The wind generated by the machines is useful in mixing the warmer air aloft with the shallow layer cold air situated at and just above ground level so that sub-freezing temperatures are mitigated to the point where there is no more danger to the very delicate and susceptible growth.
The general outlook for the next five to six weeks is nail-biting days followed by sleep-interrupted nights, and vineyard managers everywhere will collectively breathe a deep sigh of relief around the second or third week of May.
A few days of significant rainfall (totaling 1.15 inches at the airport) — some of which fell in thundershowers — boosted the monthly rainfall total to 50 percent above normal (3.03 inches vs. 2.01 inches).
The Walla Walla Valley enjoyed a delightful first weekend of spring under the benign influence of high pressure that brought generally fair skies and mild afternoon temperatures to the area.
Cool high pressure behind Monday morning’s cold front will rule with fair weather until later Wednesday. Then a second reinforcing shot of cold air should zip through the area with a chance of showers followed by clearing on Thursday.

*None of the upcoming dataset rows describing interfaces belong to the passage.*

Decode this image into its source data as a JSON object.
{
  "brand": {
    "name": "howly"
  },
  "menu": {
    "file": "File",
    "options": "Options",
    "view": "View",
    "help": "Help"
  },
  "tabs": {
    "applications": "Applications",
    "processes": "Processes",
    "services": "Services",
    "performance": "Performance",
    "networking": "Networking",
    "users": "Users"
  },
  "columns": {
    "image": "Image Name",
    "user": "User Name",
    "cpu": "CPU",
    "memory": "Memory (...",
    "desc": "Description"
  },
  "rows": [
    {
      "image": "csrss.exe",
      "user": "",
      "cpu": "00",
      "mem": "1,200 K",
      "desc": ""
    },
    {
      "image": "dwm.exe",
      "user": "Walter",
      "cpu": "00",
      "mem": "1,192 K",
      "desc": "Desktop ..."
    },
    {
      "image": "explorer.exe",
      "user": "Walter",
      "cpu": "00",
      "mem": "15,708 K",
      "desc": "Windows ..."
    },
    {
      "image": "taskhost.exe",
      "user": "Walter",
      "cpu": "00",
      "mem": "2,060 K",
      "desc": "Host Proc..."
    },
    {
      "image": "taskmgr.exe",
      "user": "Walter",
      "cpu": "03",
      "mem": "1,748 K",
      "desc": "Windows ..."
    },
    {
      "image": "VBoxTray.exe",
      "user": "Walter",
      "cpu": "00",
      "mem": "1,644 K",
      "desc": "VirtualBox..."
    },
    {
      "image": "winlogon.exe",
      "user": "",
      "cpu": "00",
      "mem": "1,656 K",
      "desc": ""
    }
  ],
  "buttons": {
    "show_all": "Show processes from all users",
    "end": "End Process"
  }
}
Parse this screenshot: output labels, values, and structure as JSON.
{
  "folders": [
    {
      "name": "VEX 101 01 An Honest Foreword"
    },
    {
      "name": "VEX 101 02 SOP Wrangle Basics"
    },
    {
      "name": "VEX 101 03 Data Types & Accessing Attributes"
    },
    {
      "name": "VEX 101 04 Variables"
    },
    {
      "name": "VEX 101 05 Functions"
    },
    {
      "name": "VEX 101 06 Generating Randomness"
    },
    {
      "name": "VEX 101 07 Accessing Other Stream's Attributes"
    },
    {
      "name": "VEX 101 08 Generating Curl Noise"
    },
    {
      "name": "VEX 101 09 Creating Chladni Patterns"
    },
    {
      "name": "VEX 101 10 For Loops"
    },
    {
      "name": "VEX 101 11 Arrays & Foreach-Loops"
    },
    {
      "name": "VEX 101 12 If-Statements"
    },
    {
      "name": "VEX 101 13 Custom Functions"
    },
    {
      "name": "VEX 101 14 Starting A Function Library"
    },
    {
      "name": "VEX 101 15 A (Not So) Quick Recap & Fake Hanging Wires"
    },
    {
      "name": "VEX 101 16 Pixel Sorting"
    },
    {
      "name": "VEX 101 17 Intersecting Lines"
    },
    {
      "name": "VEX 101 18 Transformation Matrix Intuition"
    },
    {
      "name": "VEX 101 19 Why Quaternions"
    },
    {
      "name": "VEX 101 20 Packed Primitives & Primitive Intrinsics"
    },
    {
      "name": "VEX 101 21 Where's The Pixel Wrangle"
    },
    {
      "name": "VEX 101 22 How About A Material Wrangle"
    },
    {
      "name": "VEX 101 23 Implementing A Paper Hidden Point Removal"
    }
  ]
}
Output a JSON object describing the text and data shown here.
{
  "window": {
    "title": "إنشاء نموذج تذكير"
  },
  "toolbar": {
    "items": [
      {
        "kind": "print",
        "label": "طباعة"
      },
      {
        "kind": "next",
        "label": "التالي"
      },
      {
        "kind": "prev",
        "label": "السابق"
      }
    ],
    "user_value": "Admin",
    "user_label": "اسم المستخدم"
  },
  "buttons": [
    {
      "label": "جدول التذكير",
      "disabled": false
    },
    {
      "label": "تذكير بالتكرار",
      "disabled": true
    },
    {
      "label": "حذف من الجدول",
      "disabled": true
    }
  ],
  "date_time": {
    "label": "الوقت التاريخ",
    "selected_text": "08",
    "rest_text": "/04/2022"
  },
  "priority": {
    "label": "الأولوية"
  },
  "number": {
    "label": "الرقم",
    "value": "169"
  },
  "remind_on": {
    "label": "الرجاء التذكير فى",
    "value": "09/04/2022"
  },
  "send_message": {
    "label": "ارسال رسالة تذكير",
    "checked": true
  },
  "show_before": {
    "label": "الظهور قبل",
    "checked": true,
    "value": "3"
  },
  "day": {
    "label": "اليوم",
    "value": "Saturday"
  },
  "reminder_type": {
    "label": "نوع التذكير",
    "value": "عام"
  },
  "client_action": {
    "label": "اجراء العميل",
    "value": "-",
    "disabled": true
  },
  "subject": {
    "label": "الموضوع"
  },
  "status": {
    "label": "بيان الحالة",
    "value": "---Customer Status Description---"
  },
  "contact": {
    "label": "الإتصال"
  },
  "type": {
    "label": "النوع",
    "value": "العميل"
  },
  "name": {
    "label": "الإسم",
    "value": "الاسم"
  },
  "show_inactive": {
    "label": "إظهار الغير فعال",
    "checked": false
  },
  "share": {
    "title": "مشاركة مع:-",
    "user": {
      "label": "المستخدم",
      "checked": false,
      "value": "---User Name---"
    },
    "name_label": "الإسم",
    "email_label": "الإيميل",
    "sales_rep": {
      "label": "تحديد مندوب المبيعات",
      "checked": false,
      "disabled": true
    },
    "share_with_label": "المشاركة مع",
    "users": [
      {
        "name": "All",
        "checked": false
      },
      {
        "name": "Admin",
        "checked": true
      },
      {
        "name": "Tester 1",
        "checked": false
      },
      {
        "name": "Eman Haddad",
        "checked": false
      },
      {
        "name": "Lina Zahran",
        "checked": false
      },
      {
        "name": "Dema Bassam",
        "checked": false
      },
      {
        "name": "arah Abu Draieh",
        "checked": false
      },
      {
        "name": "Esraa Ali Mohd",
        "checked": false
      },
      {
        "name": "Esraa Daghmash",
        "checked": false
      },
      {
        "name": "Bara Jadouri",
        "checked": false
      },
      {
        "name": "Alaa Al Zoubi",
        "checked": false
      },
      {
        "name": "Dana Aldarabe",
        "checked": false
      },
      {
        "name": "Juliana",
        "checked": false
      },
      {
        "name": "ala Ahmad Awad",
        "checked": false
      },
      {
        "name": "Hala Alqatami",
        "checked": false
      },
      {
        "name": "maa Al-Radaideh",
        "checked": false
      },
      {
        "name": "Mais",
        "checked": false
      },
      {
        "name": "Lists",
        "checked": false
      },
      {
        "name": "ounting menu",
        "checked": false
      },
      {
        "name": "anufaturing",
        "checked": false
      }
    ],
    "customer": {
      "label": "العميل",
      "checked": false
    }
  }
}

Throughout the Evergreen State, there is some measure of relief that mountain snow packs are in considerably better shape now than they were at the beginning of the year.
Several waves of moisture will sweep over the area this week, leading to a mostly soggy series of days featuring lots of puddle-dodging and muddy footwear.
Only now can we fully appreciate the arrival of the third month of the year and its promise of a gentler, more hopeful and benign weather regime.
Wet and windy weather will continue in the Walla Walla Valley for the next couple of days before a calmer regime becomes established here for the end of the week and the coming weekend.
Mother Nature rolled out her full winter arsenal and loosed a barrage of torrential rain and heavy snow on the (mostly) grateful residents of California, Oregon and Washington.